Perhaps you may have noticed that I haven't been posting much. Frankly, I've been somewhat lacking in inspiration. But then, as is frequently the case, I found that inspiration in one of the more unusual places. And that place, my friends, is Hobocamp. After reading this, I got to thinking of all the goofy shit I did as a kid. However, unlike our sympathetic heroine Meg, I... well, I suppose it's confession time.
I was not a very good child. I don't mean that I picked on the smaller kids, or talked back to my teachers or parents (Good Lord, no). I mean that I got into a lot of trouble. I did a lot of stupid, frequently illegal, and sometimes downright dangerous shit when I was a wee TK. There were two reasons for this.
1) When I moved here from Cape Town at 9 years old, I came from an environment that was rigidly structured, with curfews and teachers that would beat you with bamboo canes if you did something wrong, even insignificant things. Late for class? Caning. Can't do division? Caning. Then I moved to the uber-liberal suburbs of Massachusetts, and realized that the worst thing that could happen was I'd get detention. Oh. Fucking. No. Not... detention! Bitch, please. I could do detention standing on my head.
2) When I was a kid, I was fairly certain I was invincible. I'm serious. Somewhere along the line, after escaping a few too many situations, I began to think that I simply wasn't going to die. Not that I wouldn't get hurt (I think I've made that clear), but that eventually, I'd make it out OK. Not a smart philosophy, but hey, I was 10. Cut me some slack.
So allow me to tell you some tales of what a bad and often foolish child I was.
TK's Misspent Youth: A Story in Two Parts
Part 1: When It's Cold, I'd Like To Die
When I was about 10 or 11, my parents lived on a house at the very peak of a very tall hill. There was a municipal fence that ran along the back of all the houses on our street. A 10-foot chain link fence that basically served as the boundary between everyone's back yard and the municipal property. And the reason it was government property is because behind that fence was a hill. A BIG fucking hill. Long and steep. And at the bottom of that hill was... The Massachusetts Turnpike, better known as Interstate-90. It's worth noting that there was no fence at the bottom of the hill. Just hill, then highway.
So, of course, what else is there to do when presented with such a vision? Well, if you are my cousin and I, you go sledding. Yes, one winter, after the first snowfall, we decided we were sick of the little Mary hills on the local golf courses, the little wussy hills that only ended in a fence or a pond or a tree. No, we wanted to up the risk factor a bit. So we jumped the fence with our sleds in hand, and stood there, gazing into the mouth of madness. It was one of those moments that you'll always remember, even when it happened over 20 years ago, where you stand on the precipice (literally) and gaze down into your possible doom. There's a moment where your heart beats impossibly fast, where your breath doesn't seem to want to coordinate with your lungs. When your laughter is the kind of high-pitched, crazed laughter that means you are about to do something that every common-sense cell in your brain is screaming in protest against. Then, with a semi-deranged grin on your face, you sit your snowpants-covered butt down on that plastic red disc, and there's a moment when you simply say: Fuck it.

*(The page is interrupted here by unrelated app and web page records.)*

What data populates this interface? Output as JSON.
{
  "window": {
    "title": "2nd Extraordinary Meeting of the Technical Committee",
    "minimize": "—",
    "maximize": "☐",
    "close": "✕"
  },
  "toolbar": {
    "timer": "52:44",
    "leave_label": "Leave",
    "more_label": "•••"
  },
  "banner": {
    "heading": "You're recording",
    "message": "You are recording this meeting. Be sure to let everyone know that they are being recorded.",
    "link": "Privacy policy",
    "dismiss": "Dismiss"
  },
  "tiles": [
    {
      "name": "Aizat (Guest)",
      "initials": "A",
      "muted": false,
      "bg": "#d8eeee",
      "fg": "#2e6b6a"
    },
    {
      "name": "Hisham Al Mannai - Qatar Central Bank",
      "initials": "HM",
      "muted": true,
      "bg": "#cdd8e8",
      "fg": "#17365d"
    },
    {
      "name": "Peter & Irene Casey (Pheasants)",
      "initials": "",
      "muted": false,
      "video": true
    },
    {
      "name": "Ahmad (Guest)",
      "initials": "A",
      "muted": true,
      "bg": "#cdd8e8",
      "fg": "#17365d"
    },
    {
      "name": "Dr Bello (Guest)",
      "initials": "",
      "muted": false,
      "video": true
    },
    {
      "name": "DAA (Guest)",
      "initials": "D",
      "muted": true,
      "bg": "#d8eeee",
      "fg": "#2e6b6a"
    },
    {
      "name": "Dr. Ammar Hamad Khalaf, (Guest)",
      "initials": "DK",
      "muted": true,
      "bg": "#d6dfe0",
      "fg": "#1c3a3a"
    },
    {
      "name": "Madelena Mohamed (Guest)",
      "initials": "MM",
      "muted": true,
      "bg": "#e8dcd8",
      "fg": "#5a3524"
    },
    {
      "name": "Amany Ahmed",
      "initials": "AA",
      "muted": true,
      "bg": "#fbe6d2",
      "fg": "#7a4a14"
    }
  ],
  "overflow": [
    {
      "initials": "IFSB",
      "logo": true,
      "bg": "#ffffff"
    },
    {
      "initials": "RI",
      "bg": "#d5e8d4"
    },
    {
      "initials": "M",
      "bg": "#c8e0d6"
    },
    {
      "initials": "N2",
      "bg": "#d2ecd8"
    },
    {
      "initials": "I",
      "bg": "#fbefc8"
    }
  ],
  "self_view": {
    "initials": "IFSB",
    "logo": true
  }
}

That run was pure adrenaline. I barely remembered it. But I do remember this: There was no way to stop. The sleds were too slick, the snow was too wet. Digging your heels in didn't work. I realized this halfway down the hill. The only way to avoid certain death was to dump the sled. So I rolled and released, and tumbled sideways to a jarring halt, then flipped over just in time to watch the sled careen down the hill, onto the highway, and get smashed into so much red plastic debris by a pickup truck. Then I watched another sled go flying onto I-90 and then into oblivion, as my cousin had made the same decision I had.
Victory. We had done it, and we had survived, and it had been a fucking blast. Only one problem... after our virgin runs, we were plum out of sleds. And we could hardly tell our fathers that we'd lost our sleds because we'd been sledding down a hill of death. So we did what any pair of morally suspect kids would do in this situation: We stole more sleds. Every weekend when it snowed, we'd wait until it was dark, then creep around the neighborhood and steal a couple of sleds. Then we'd hop the fence and try it again. Of course, it also resulted in a neighborhood-wide campaign by the parents to find the thieves, which is why we only did it at night. Sledding. Down a hill that leads to a highway. At night. Yes, it's actually stupider than it sounds.
The game evolved into a test of wills - which of us could go the longest before dumping the sled. Many people, if they had to think of a term for this game, that term would be... ill advised. Unwise, even. Maybe even foolhardy.
I'm pretty sure my cousin won - my momma may have raised a fool, but she didn't raise no suicide.
Part II - Grand Theft Auto: Suburbia - coming soon.
Listening to: Citizen Cope - D'Artagnan's Theme